What you will do. Among the lines of the entries below, count those containing the word "Trail" and answer with the number only.

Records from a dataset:
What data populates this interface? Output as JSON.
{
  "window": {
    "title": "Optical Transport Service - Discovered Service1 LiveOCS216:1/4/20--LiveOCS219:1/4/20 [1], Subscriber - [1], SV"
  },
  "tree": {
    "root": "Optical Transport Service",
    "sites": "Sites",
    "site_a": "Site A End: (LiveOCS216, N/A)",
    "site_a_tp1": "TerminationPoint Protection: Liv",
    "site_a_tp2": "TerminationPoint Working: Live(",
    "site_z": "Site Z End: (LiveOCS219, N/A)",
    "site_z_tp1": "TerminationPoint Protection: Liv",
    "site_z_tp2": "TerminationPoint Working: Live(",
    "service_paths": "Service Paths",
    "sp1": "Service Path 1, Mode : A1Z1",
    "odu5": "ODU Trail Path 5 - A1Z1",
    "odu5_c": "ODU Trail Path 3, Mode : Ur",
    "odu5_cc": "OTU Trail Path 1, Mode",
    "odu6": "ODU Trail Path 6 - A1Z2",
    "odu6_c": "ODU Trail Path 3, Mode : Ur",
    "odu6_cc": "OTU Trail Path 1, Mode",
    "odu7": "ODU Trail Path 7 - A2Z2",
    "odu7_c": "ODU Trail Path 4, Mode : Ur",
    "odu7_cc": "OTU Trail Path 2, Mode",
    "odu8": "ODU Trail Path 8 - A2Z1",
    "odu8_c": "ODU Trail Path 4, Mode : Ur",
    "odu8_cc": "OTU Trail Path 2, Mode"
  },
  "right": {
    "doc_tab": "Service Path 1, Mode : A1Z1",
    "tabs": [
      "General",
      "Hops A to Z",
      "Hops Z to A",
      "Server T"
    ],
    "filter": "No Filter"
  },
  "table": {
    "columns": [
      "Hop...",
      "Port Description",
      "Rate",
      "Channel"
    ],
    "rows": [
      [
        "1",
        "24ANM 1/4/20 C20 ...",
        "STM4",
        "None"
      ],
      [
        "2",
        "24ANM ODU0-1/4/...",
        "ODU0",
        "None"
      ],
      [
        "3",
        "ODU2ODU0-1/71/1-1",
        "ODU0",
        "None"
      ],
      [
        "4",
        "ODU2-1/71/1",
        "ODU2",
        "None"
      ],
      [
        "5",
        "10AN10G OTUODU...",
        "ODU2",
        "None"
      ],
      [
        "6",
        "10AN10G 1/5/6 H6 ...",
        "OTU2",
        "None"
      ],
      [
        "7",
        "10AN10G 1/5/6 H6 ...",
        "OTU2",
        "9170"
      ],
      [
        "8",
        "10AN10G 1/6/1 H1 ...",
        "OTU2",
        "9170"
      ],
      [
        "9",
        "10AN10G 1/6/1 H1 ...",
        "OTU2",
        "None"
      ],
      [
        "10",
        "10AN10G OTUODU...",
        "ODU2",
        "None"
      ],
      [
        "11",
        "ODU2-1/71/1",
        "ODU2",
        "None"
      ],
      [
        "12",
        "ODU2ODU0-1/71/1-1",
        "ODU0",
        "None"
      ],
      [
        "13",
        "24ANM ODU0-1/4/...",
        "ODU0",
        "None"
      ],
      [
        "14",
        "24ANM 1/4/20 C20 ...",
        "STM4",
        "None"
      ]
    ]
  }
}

Problem solution. 12